Time after time we would arrive at a consensus on the meaning or probability of certain data points, only to see them suddenly appear on one (or both) of Carter's shows in "fictionalized" form.
While "X-files" has dealt with broader issues of military/intelligence community cover-ups of UFO related phenomena, "Millennium" has dealt with the other side of the coin - the influence of secret societies both in everyday life and at all levels of government. "Millennium" has used the mythical "Millennium Group" (not to be confused with the scientific organization of the same name) as a sort of composite of many differing real life secret societies.
In Part two, "Roosters," the third group was revealed to be a secret organization of Nazi's based in South America. The essence of the split within "Millennium" centered around whether the coming "millennial event" in the shows mythology would be a spiritual or secular event. The "Roosters" believed that the event would be religious in nature, that the messiah would come after the catastrophe and establish a new kingdom on Earth.
The other group, the "Owls," believed that whatever would come would be a physical event but secular in nature. The "Roosters" sought to warn the world, quietly pushing the issues into the fore front in the hopes of saving as many souls as possible. The "Owls" conversely believed that nothing could stop the event, and that there was no point in causing a panic over the issue by crowing the warning from the hills.
Ultimately, the "Roosters" won out and the leaders of the Nazi faction (named "Odessa") were destroyed and the cross came into the possession of the "Roosters."
The added touches of the "True Cross" and the "Nazi connection" (which are both integral to our model of the "real life" conflict) only deepen our suspicion that there is much more to Mr. Carter's "fiction" than meets the eye. It is just a bit too cute, a bit too prescient and neatly tied together to be a coincidence, especially considering we have never revealed these details of our working model!
But none has been as rich and productive an area in his searches as the region of the crater Kepler. Put simply, the area around Kepler is littered with geometric patterns and buildings.

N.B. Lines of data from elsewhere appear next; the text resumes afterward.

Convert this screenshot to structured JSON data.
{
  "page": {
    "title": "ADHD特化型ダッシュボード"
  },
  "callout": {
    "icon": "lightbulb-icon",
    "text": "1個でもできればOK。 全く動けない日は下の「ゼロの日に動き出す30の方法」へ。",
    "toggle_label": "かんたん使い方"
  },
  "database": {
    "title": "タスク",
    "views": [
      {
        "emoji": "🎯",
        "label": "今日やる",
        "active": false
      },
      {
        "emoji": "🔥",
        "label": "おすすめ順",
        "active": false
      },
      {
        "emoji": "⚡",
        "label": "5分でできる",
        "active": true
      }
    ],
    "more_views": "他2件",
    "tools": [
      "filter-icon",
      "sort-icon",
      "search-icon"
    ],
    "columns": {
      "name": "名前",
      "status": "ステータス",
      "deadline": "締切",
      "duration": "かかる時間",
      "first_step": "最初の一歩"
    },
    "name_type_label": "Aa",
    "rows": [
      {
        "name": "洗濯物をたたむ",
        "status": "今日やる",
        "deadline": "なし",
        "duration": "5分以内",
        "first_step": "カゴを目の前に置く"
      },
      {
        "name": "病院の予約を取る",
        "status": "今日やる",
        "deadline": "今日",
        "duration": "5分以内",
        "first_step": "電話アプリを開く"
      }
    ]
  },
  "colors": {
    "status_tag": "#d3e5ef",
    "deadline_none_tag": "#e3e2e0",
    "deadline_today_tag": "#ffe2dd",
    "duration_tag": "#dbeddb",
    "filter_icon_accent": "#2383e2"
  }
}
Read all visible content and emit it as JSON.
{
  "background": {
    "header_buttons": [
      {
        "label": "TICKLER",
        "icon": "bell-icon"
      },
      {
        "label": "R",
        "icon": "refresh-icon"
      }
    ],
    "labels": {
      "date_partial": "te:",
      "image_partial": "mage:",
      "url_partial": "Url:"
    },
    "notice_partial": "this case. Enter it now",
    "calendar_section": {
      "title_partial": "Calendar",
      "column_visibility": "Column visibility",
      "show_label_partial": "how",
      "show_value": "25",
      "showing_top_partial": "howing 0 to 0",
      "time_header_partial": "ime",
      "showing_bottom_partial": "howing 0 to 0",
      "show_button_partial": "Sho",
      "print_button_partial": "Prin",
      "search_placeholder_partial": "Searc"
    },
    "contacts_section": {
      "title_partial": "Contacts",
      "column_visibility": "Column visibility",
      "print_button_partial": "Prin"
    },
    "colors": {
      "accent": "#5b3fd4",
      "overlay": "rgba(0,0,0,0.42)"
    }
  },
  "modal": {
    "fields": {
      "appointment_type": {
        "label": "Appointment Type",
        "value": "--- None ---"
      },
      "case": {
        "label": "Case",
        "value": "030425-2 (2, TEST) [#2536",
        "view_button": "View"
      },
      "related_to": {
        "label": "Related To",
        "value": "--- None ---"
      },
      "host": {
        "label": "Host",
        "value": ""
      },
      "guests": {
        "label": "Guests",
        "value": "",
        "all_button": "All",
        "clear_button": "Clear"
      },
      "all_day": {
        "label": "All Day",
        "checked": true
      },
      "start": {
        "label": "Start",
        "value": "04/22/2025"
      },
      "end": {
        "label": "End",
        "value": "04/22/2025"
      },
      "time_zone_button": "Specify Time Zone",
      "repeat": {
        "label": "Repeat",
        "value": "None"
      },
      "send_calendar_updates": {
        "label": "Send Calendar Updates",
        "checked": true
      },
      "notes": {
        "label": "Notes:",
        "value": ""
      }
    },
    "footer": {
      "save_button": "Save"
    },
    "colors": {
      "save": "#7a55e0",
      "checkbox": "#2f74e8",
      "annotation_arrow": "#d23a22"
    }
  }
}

The ejecta blanket of the crater itself appears to have been altered, with a city built right on top of it.
The "Rampart" and "Longhouses" built on the ejecta blanket of Kepler.
The "Rampart" is easily the most stunning object in the entire region, consisting of concentric, rectangular walls and rounded forward "buttress." No known (or even imagined) geologic process can account for such an object on the surface of such a geologically simplistic world as our Moon. It bears all the hallmarks of an eroded artificial edifice, and none of the characteristics of a landscape formed almost exclusively by cratering.
Add to that the fact that it appears on ejecta blanket of Kepler, a feature formed some 3.5 billion years after the cessation of any lava flows or possible tectonic activity, and it becomes even more remarkable.